Lacey-SE; Conroy-LM; Schoonover-TM; Franke-JE; Hedeker-DR; Forst-LS
Ann Agric Environ Med 2006 Sep; 13(2):251-257
A field study was performed to develop emission rates for dust exposure at a food processing facility. Eight 2-hour periods were monitored over 2 days. Area total suspended particulate samples were collected on 37 mm polyvinyl chloride filters with 5 mum pore size according to NIOSH Method 0500. Filters were analyzed gravimetrically. Ventilation and production activity data were collected during air sampling. Two mass balance models were used to calculate emission rates. The first was an experimental mass balance model, with the mass of contaminant generated determined by air flow and concentration measurements at room exit and entry points. The second treated the work environment as a completely mixed space, utilizing ventilation and area concentration measurements. Emission rates generated from mass balance models ranged from 2.09-542 mg/min for the various processing operations and food products. Process emission rates with production activity data allow estimation of dust exposure in similar facilities, and help direct development of exposure control strategies.
Dust-exposure; Food-processing-industry; Food-processing-workers; Food-processing; Food-processing-equipment; Filters; Particulate-dust; Particulates; Ventilation-systems; Emission-sources; Author Keywords: emission rates; exposure assessment; modeling; food processing; food; dust
Steven E. Lacey, PhD, University of Illinois at Chicago, School of Public Health, Division of Environmental & Occupational Health Sciences, 2121 W. Taylor (M/C 922) Chicago, IL 60612
Issue of Publication
Annals of Agricultural and Environmental Medicine
University of Illinois at Chicago

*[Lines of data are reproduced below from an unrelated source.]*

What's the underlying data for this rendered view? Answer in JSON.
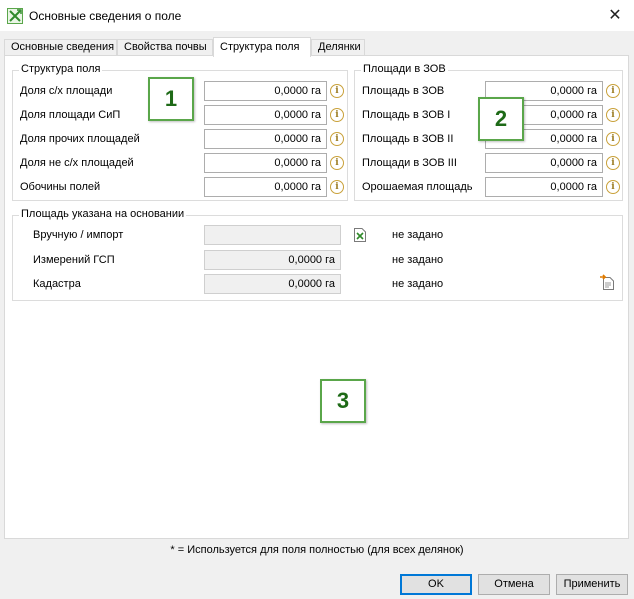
{
  "window": {
    "title": "Основные сведения о поле",
    "close_glyph": "✕"
  },
  "tabs": [
    {
      "label": "Основные сведения"
    },
    {
      "label": "Свойства почвы"
    },
    {
      "label": "Структура поля"
    },
    {
      "label": "Делянки"
    }
  ],
  "structure": {
    "title": "Структура поля",
    "rows": [
      {
        "label": "Доля с/х площади",
        "value": "0,0000 га"
      },
      {
        "label": "Доля площади СиП",
        "value": "0,0000 га"
      },
      {
        "label": "Доля прочих площадей",
        "value": "0,0000 га"
      },
      {
        "label": "Доля не с/х площадей",
        "value": "0,0000 га"
      },
      {
        "label": "Обочины полей",
        "value": "0,0000 га"
      }
    ]
  },
  "zov": {
    "title": "Площади в ЗОВ",
    "rows": [
      {
        "label": "Площадь в ЗОВ",
        "value": "0,0000 га"
      },
      {
        "label": "Площадь в ЗОВ I",
        "value": "0,0000 га"
      },
      {
        "label": "Площадь в ЗОВ II",
        "value": "0,0000 га"
      },
      {
        "label": "Площади в ЗОВ III",
        "value": "0,0000 га"
      },
      {
        "label": "Орошаемая площадь",
        "value": "0,0000 га"
      }
    ]
  },
  "basis": {
    "title": "Площадь указана на основании",
    "rows": [
      {
        "label": "Вручную / импорт",
        "value": "",
        "status": "не задано"
      },
      {
        "label": "Измерений ГСП",
        "value": "0,0000 га",
        "status": "не задано"
      },
      {
        "label": "Кадастра",
        "value": "0,0000 га",
        "status": "не задано"
      }
    ]
  },
  "callouts": [
    "1",
    "2",
    "3"
  ],
  "footnote": "* = Используется для поля полностью (для всех делянок)",
  "buttons": {
    "ok": "OK",
    "cancel": "Отмена",
    "apply": "Применить"
  },
  "info_glyph": "i"
}
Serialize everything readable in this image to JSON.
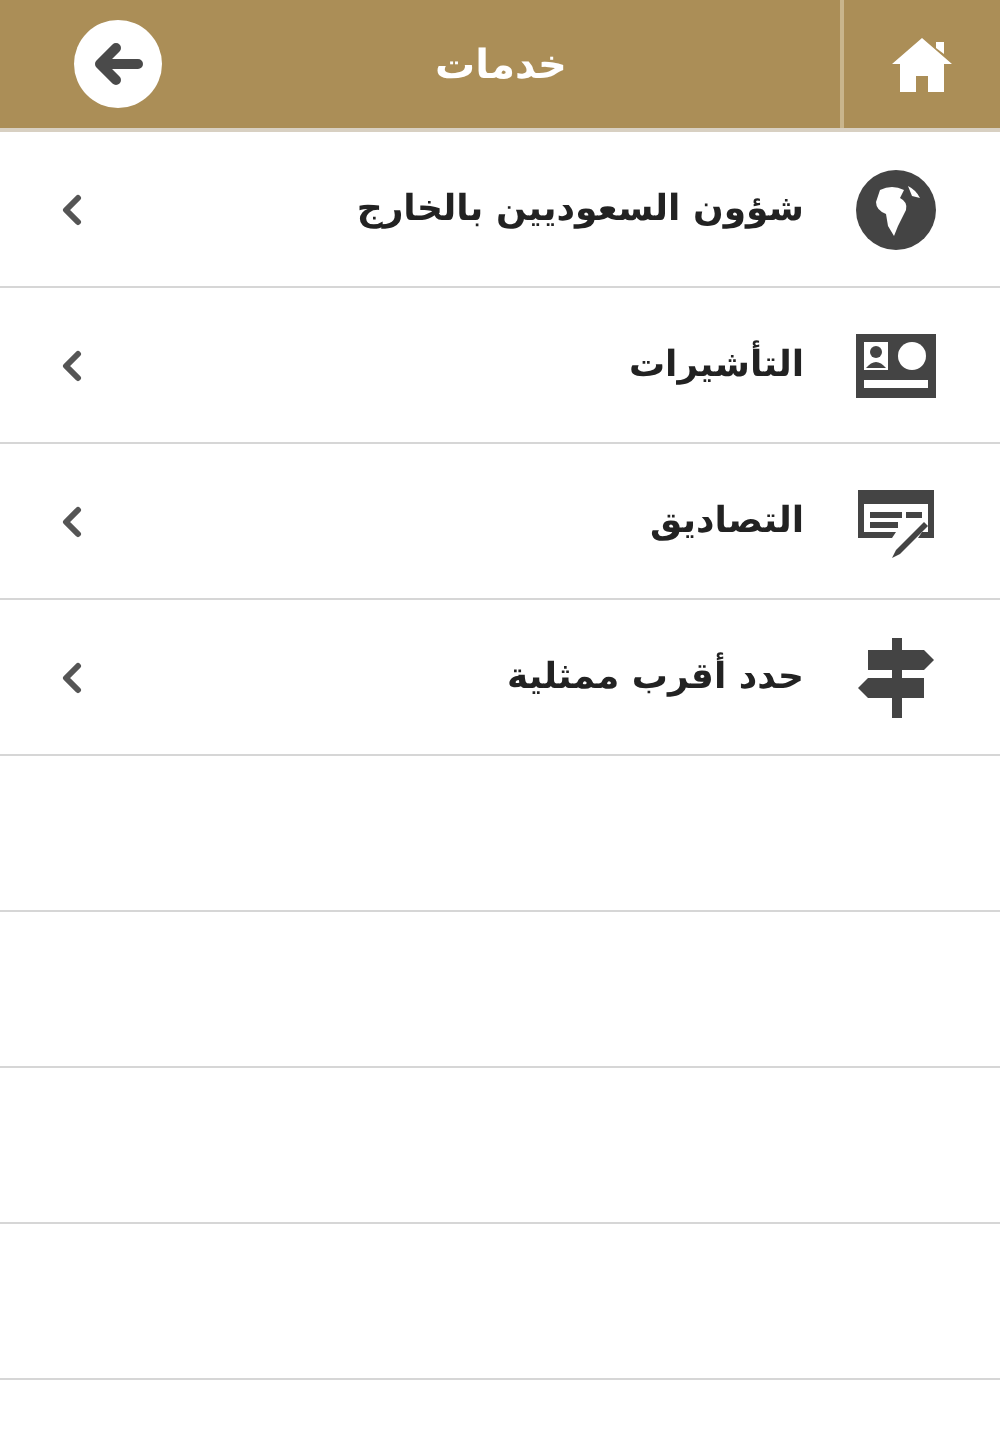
{
  "header": {
    "title": "خدمات"
  },
  "items": [
    {
      "label": "شؤون السعوديين بالخارج",
      "kind": "globe"
    },
    {
      "label": "التأشيرات",
      "kind": "visa"
    },
    {
      "label": "التصاديق",
      "kind": "document"
    },
    {
      "label": "حدد أقرب ممثلية",
      "kind": "signpost"
    }
  ]
}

Page last reviewed: September 2, 2020
Content source: National Institute for Occupational Safety and Health Education and Information Division